#### Work task
All entries are to be copied verbatim, while the pictures stay out.

── Input records ──

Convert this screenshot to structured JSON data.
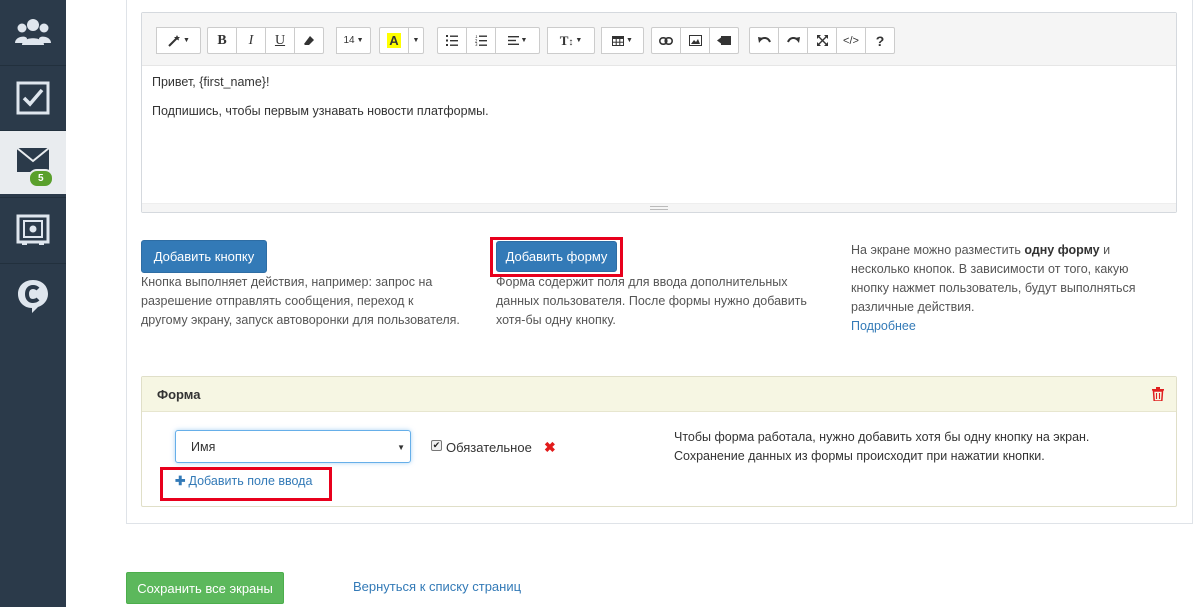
{
  "sidebar": {
    "items": [
      {
        "icon": "users-icon"
      },
      {
        "icon": "checkbox-icon"
      },
      {
        "icon": "mail-icon",
        "badge": "5"
      },
      {
        "icon": "settings-screen-icon"
      },
      {
        "icon": "chat-c-icon"
      }
    ]
  },
  "editor": {
    "toolbar": {
      "font_size": "14",
      "text_style": "T",
      "help": "?",
      "code": "</>"
    },
    "body": {
      "line1": "Привет, {first_name}!",
      "line2": "Подпишись, чтобы первым узнавать новости платформы."
    }
  },
  "actions": {
    "add_button_label": "Добавить кнопку",
    "add_button_desc": "Кнопка выполняет действия, например: запрос на разрешение отправлять сообщения, переход к другому экрану, запуск автоворонки для пользователя.",
    "add_form_label": "Добавить форму",
    "add_form_desc": "Форма содержит поля для ввода дополнительных данных пользователя. После формы нужно добавить хотя-бы одну кнопку.",
    "info_prefix": "На экране можно разместить ",
    "info_bold": "одну форму",
    "info_suffix": " и несколько кнопок. В зависимости от того, какую кнопку нажмет пользователь, будут выполняться различные действия.",
    "more_link": "Подробнее"
  },
  "form_panel": {
    "title": "Форма",
    "field_select_value": "Имя",
    "required_label": "Обязательное",
    "required_checked": true,
    "note_line1": "Чтобы форма работала, нужно добавить хотя бы одну кнопку на экран.",
    "note_line2": "Сохранение данных из формы происходит при нажатии кнопки.",
    "add_field_label": "Добавить поле ввода"
  },
  "footer": {
    "save_label": "Сохранить все экраны",
    "back_label": "Вернуться к списку страниц"
  },
  "colors": {
    "sidebar_bg": "#2b3a4a",
    "primary": "#337ab7",
    "success": "#5cb85c",
    "highlight_red": "#e8001c",
    "badge_green": "#5aa02c"
  }
}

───

#### Solution
Convert this screenshot to structured JSON data.
{
  "sidebar": {
    "items": [
      {
        "icon": "users-icon"
      },
      {
        "icon": "checkbox-icon"
      },
      {
        "icon": "mail-icon",
        "badge": "5"
      },
      {
        "icon": "settings-screen-icon"
      },
      {
        "icon": "chat-c-icon"
      }
    ]
  },
  "editor": {
    "toolbar": {
      "font_size": "14",
      "text_style": "T",
      "help": "?",
      "code": "</>"
    },
    "body": {
      "line1": "Привет, {first_name}!",
      "line2": "Подпишись, чтобы первым узнавать новости платформы."
    }
  },
  "actions": {
    "add_button_label": "Добавить кнопку",
    "add_button_desc": "Кнопка выполняет действия, например: запрос на разрешение отправлять сообщения, переход к другому экрану, запуск автоворонки для пользователя.",
    "add_form_label": "Добавить форму",
    "add_form_desc": "Форма содержит поля для ввода дополнительных данных пользователя. После формы нужно добавить хотя-бы одну кнопку.",
    "info_prefix": "На экране можно разместить ",
    "info_bold": "одну форму",
    "info_suffix": " и несколько кнопок. В зависимости от того, какую кнопку нажмет пользователь, будут выполняться различные действия.",
    "more_link": "Подробнее"
  },
  "form_panel": {
    "title": "Форма",
    "field_select_value": "Имя",
    "required_label": "Обязательное",
    "required_checked": true,
    "note_line1": "Чтобы форма работала, нужно добавить хотя бы одну кнопку на экран.",
    "note_line2": "Сохранение данных из формы происходит при нажатии кнопки.",
    "add_field_label": "Добавить поле ввода"
  },
  "footer": {
    "save_label": "Сохранить все экраны",
    "back_label": "Вернуться к списку страниц"
  },
  "colors": {
    "sidebar_bg": "#2b3a4a",
    "primary": "#337ab7",
    "success": "#5cb85c",
    "highlight_red": "#e8001c",
    "badge_green": "#5aa02c"
  }
}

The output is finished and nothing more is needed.